(Beginning of Supplied data)

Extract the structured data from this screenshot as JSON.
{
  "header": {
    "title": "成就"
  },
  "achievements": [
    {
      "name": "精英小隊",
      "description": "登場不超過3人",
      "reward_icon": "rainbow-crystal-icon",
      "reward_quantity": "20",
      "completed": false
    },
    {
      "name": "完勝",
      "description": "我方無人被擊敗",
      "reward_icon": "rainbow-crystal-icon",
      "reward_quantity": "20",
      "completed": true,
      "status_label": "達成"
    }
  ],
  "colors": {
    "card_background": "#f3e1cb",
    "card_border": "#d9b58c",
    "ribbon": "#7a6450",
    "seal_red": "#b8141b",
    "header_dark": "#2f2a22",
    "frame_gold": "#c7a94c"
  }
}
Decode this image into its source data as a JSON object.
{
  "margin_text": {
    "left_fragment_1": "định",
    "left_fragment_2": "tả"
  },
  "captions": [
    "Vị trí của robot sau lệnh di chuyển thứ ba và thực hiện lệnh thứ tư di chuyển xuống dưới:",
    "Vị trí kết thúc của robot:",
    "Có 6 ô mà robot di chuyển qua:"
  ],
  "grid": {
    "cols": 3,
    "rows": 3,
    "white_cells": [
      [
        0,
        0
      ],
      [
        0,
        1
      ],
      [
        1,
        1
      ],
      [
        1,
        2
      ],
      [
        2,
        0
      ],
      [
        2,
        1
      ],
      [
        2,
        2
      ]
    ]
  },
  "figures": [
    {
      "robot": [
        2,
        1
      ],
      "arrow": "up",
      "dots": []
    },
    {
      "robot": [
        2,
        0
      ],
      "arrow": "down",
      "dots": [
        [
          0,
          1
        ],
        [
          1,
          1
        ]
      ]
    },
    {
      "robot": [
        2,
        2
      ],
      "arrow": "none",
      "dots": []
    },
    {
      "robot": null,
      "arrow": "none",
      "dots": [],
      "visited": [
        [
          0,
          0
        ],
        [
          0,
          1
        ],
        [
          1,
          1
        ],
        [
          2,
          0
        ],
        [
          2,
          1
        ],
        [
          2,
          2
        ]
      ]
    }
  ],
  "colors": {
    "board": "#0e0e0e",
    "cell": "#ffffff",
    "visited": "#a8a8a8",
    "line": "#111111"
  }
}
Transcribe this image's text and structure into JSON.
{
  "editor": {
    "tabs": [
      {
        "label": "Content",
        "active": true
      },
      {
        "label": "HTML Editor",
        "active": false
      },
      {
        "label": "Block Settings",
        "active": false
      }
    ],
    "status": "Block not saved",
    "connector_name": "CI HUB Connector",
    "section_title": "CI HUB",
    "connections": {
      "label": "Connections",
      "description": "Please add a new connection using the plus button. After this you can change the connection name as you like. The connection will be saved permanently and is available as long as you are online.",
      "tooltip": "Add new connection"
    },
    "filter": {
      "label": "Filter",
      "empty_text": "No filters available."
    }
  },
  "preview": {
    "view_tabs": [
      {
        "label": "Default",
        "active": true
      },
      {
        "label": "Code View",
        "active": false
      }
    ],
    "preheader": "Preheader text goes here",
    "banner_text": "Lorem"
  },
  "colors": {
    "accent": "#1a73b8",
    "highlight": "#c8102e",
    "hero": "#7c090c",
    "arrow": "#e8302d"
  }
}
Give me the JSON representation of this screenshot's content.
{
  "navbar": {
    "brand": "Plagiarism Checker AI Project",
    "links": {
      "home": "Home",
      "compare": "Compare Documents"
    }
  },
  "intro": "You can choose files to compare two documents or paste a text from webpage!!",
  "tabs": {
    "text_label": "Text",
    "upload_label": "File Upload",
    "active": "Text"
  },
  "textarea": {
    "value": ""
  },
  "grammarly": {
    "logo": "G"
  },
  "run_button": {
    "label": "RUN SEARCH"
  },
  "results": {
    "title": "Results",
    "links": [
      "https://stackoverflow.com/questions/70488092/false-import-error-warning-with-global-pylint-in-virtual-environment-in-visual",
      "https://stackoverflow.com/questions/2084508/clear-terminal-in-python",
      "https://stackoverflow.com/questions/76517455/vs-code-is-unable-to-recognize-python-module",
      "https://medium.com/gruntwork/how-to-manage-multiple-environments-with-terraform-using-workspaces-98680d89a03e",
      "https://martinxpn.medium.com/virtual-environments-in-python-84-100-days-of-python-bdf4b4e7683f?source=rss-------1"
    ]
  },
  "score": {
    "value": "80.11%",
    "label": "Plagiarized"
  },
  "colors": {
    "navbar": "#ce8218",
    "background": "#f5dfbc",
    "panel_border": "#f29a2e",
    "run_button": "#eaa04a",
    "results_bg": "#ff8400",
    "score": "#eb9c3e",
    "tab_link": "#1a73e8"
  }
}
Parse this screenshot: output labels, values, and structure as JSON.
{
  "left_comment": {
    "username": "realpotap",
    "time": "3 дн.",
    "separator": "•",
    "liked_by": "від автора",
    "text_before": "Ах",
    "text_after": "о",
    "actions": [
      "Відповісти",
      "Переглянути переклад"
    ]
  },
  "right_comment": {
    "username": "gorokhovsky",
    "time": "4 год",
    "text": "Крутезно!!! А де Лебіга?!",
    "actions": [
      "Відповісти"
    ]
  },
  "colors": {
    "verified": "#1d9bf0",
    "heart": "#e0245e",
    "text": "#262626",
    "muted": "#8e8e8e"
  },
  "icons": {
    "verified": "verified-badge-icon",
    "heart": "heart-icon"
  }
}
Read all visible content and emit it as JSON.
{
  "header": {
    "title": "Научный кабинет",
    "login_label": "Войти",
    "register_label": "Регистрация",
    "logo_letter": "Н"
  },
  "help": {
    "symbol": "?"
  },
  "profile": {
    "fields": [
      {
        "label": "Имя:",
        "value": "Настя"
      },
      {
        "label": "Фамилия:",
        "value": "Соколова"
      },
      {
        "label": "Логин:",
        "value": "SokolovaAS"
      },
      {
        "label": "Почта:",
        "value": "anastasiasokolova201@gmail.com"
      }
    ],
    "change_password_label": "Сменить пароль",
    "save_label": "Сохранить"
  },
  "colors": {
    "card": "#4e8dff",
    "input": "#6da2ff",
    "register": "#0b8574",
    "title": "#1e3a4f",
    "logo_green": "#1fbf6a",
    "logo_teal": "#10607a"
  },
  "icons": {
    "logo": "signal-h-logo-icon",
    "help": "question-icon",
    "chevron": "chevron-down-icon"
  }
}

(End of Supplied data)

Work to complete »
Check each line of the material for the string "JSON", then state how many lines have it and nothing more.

Written response »
6